START Data for review
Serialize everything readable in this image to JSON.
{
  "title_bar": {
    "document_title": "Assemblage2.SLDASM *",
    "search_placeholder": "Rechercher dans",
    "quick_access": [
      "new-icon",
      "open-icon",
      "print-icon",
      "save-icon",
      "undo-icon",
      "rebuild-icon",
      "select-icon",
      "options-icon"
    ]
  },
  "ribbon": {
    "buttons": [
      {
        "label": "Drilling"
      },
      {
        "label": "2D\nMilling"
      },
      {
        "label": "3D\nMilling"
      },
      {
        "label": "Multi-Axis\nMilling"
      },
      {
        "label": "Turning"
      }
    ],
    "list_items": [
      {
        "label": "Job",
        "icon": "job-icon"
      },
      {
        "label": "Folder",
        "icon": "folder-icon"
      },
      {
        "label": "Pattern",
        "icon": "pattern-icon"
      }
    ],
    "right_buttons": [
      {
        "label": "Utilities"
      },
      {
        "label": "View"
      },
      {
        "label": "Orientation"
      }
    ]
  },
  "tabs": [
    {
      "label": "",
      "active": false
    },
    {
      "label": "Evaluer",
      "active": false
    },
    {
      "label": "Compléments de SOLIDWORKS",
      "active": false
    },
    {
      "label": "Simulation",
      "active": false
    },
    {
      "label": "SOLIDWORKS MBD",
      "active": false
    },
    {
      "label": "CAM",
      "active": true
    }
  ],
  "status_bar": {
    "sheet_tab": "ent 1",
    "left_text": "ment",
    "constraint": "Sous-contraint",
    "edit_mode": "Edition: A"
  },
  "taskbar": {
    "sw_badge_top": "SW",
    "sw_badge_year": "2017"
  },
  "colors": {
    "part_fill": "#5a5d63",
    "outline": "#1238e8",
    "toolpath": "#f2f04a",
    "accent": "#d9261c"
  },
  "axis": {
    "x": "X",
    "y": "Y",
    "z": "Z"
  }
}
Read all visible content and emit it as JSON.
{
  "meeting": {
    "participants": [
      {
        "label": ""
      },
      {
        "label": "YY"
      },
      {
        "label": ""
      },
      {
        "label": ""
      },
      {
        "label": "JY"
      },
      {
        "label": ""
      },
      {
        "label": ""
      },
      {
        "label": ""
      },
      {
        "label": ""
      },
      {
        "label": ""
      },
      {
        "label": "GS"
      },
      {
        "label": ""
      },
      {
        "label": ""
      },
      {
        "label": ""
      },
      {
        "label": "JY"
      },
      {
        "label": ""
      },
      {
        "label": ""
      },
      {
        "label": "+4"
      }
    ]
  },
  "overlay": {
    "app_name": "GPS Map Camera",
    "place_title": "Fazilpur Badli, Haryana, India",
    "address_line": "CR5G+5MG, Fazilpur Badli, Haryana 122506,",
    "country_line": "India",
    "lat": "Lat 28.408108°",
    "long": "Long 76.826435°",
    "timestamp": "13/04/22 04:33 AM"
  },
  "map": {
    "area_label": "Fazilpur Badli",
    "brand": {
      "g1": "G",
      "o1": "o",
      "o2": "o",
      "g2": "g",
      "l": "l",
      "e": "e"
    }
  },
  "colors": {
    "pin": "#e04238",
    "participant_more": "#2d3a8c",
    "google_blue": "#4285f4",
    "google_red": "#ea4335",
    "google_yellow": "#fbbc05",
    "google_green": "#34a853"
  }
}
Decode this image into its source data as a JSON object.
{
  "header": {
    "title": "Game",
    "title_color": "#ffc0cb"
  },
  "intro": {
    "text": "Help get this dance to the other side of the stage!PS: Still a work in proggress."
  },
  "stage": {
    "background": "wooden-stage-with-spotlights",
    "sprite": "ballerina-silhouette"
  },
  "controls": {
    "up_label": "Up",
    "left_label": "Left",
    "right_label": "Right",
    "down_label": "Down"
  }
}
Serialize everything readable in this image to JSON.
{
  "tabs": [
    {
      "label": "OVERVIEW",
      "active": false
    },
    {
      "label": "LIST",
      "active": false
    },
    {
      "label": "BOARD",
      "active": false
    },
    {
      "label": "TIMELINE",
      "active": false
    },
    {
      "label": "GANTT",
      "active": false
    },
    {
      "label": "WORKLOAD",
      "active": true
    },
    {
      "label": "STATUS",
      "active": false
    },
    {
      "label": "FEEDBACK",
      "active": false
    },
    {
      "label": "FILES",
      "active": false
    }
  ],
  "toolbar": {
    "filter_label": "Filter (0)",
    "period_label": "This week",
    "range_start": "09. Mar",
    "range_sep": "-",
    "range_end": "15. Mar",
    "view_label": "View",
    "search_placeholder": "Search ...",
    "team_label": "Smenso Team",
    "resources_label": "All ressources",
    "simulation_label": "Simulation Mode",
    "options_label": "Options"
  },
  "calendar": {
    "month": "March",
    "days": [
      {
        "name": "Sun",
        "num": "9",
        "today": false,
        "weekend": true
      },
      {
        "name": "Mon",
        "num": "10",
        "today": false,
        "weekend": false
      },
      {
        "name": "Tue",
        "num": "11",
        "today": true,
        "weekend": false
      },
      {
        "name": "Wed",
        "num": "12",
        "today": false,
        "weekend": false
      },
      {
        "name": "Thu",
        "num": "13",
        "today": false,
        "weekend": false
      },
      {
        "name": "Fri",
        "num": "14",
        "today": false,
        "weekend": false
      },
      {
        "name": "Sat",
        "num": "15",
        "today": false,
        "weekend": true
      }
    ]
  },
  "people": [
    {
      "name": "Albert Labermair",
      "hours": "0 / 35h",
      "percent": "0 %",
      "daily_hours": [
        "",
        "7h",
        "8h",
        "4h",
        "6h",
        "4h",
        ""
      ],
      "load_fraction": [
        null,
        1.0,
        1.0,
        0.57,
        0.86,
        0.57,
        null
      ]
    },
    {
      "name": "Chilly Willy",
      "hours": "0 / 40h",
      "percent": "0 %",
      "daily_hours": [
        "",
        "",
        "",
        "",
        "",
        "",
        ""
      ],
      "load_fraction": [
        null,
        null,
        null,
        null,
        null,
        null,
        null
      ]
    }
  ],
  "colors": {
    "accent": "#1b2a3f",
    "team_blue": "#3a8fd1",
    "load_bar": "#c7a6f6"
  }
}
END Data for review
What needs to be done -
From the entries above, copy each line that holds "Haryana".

Expected answer -
    "place_title": "Fazilpur Badli, Haryana, India",
    "address_line": "CR5G+5MG, Fazilpur Badli, Haryana 122506,",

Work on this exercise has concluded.